See our Barriers to Basic Needs Map for areas with housing cost burdens.
A NOTE ON OUR METHODOLOGY...
You’ll notice that our discussion of housing barriers looks a little different than our barriers analyses on access to education, goods and services, and recreation. This is a function of the data available to us. Despite limited data, we wanted to evaluate affordability and determine how we can address those challenges. See our Methodology document for more information.
HOUSING AFFORDABILITY IN DUTCHESS
In Dutchess County, almost 40% of households spend 30% or more of their income on housing – the generally accepted upper limit a household should spend on housing. Lower income households are especially likely to be cost burdened: more than 80% of county households making $20,000-$34,999 annually spend 30% or more of their income on housing, compared to only 13% of households making over $75,000.
|Municipality||Cost Burdened Households||Percent of Municipality|
|Red Hook Village||384||47%|
*Includes Village of Millerton
**Includes Village of Tivoli
ANOTHER WAY TO LOOK AT AFFORDABILITY
HUD maintains a Location Affordability Index that uses a model based on ACS data to estimate housing costs. Though we found this index too detailed for our purposes, it did provide insight on how affordability relates to family type. The index showed that every census tract in Dutchess County had a housing cost burden for at least one family type.
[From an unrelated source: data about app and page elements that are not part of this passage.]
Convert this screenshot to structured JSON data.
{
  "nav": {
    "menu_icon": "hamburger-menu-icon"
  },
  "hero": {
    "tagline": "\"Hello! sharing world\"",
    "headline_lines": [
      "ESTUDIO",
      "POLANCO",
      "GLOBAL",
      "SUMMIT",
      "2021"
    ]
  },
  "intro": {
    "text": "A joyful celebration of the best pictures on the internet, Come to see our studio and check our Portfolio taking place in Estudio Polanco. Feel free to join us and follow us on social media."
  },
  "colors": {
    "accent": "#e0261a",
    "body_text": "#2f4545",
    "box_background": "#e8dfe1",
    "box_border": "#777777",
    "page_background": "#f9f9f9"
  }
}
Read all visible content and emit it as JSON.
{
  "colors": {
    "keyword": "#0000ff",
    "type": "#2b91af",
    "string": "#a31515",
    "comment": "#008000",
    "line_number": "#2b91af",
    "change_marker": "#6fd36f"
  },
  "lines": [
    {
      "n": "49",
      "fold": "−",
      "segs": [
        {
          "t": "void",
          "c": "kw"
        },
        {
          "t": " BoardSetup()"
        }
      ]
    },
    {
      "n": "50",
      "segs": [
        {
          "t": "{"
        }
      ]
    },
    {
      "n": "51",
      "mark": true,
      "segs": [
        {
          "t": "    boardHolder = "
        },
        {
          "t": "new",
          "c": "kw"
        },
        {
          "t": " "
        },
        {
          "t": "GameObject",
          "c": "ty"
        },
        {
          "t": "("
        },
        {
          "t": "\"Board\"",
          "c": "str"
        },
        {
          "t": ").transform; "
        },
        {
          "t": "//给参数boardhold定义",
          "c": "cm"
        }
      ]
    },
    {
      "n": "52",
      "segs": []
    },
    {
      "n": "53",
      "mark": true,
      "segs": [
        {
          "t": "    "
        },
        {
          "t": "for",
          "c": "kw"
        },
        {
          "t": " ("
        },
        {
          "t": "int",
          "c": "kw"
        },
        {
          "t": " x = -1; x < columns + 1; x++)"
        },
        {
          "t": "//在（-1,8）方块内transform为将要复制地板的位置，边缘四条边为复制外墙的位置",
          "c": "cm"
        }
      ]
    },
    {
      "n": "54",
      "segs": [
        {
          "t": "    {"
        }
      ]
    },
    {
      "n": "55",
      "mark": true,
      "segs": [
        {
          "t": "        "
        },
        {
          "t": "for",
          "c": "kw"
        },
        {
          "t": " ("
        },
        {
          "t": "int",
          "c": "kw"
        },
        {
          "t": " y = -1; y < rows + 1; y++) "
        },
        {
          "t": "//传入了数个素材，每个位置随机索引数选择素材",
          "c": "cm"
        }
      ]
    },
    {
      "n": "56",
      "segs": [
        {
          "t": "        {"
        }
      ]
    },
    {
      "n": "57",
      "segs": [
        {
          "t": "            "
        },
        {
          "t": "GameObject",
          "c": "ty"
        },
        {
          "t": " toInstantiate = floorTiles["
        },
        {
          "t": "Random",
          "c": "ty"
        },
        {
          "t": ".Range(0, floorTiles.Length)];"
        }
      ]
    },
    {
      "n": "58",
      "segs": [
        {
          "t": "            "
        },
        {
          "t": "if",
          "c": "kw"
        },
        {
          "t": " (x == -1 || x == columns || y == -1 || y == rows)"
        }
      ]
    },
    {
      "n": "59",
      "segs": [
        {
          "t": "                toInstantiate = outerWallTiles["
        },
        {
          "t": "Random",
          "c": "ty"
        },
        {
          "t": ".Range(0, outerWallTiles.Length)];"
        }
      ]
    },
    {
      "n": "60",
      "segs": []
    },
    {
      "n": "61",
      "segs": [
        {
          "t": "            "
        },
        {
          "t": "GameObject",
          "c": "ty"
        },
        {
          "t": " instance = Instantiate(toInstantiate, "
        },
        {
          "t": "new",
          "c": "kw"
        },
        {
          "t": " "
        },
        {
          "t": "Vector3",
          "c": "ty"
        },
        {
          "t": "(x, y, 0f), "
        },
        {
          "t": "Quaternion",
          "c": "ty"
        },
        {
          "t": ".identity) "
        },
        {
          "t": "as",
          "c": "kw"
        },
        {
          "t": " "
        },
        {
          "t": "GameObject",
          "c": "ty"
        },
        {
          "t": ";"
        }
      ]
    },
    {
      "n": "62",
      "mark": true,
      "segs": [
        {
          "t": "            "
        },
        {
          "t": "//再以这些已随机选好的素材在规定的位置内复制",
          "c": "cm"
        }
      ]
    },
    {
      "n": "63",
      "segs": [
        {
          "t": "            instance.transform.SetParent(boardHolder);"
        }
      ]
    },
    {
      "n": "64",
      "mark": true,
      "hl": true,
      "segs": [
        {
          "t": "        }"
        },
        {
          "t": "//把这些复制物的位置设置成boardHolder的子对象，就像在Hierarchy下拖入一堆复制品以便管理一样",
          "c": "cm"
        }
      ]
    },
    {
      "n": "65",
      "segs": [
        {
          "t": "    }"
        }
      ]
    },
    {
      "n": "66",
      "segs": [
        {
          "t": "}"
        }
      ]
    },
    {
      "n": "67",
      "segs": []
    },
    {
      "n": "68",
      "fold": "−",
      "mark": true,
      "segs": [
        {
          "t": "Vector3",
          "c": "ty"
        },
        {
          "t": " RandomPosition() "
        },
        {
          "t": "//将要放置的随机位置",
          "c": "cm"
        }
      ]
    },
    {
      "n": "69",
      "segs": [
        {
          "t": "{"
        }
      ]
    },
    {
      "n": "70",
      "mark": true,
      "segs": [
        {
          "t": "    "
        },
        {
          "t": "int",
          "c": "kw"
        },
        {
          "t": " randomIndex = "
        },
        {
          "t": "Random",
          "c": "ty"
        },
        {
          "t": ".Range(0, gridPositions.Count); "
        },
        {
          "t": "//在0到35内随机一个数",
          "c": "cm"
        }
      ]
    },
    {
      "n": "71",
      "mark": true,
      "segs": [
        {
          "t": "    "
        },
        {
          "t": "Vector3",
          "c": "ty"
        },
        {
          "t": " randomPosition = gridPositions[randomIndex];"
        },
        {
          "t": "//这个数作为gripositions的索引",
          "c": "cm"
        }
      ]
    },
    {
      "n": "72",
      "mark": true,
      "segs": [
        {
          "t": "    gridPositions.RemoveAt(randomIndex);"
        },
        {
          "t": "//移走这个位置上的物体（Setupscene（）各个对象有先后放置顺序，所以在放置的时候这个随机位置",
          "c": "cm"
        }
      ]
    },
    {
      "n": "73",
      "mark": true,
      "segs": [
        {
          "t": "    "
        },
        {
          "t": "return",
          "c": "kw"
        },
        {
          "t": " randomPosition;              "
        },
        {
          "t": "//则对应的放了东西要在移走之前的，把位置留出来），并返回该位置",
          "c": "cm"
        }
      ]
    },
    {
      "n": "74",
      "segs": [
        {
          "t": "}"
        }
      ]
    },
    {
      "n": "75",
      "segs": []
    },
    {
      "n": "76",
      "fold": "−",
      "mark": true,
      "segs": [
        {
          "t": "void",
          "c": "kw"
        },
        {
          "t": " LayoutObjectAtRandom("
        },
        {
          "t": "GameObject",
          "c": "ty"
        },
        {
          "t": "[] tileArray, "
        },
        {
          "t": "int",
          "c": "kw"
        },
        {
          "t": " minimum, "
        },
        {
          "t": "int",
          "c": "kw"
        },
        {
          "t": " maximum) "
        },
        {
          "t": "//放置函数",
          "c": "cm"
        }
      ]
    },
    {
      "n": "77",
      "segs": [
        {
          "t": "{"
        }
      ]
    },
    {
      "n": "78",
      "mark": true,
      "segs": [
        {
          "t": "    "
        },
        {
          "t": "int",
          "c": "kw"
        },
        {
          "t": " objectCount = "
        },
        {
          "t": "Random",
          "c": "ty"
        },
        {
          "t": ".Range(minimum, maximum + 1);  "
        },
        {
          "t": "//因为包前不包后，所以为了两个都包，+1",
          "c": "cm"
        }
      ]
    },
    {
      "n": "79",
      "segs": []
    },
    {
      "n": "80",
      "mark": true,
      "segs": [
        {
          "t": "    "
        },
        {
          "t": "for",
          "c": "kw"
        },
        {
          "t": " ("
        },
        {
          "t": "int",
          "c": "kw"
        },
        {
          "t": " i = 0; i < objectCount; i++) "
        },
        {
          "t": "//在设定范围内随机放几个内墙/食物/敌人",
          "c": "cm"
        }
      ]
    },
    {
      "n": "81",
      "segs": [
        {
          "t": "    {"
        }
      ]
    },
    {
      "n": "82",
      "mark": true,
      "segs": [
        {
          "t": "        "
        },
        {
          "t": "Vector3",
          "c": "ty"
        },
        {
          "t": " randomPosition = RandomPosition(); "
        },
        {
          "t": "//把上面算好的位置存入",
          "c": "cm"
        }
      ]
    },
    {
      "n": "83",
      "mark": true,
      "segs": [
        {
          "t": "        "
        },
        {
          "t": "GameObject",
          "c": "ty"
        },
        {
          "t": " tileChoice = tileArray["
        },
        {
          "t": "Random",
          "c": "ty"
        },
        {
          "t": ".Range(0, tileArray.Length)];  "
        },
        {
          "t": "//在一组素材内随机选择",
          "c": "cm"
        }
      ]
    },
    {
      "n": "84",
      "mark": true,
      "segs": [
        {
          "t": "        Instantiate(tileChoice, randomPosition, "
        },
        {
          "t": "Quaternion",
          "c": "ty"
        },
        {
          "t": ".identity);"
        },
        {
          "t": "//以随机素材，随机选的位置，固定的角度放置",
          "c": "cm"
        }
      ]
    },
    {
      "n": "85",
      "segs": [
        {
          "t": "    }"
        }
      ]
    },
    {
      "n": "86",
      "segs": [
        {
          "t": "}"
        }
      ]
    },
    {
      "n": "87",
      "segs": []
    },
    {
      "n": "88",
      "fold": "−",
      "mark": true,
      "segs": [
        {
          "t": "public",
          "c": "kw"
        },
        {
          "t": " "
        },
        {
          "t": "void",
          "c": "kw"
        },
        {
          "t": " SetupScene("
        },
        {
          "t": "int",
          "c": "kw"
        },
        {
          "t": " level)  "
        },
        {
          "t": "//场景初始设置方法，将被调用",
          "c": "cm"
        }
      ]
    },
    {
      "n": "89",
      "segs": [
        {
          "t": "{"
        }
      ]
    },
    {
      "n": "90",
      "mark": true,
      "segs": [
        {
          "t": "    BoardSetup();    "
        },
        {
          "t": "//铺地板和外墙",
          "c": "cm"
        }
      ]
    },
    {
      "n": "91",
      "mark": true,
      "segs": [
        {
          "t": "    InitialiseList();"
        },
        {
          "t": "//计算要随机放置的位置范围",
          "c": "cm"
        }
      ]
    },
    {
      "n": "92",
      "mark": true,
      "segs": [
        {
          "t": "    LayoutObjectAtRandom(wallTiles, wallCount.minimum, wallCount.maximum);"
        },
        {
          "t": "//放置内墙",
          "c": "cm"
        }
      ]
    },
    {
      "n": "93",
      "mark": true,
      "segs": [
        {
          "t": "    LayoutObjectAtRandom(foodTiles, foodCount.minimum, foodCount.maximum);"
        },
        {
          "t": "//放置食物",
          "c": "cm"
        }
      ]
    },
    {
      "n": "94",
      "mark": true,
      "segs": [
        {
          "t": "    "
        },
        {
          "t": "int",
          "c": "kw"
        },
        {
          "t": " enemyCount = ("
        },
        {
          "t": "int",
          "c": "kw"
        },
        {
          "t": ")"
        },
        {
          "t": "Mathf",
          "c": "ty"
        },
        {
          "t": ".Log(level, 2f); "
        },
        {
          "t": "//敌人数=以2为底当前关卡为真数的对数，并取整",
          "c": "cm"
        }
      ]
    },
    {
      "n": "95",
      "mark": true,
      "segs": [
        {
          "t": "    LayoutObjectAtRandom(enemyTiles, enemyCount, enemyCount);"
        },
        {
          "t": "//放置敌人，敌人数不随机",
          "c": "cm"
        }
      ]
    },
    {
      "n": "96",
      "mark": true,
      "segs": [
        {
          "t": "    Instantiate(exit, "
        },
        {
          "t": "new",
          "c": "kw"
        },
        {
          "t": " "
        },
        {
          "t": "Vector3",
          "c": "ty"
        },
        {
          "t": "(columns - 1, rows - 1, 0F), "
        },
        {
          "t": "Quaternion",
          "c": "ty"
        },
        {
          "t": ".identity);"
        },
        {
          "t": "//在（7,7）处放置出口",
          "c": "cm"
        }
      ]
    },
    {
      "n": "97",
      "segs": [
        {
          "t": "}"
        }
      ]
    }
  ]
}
Three family types in particular – single-parents, retired couples, and very low-income individuals – experienced housing cost burdens in most, if not all, parts of the county.
"Our young adult daughter lives with us. Because of health issues, she does not drive. She wants to find full-time work but will have to move where there is affordable housing, public transportation, and access to her health services."
- Moving Dutchess Forward survey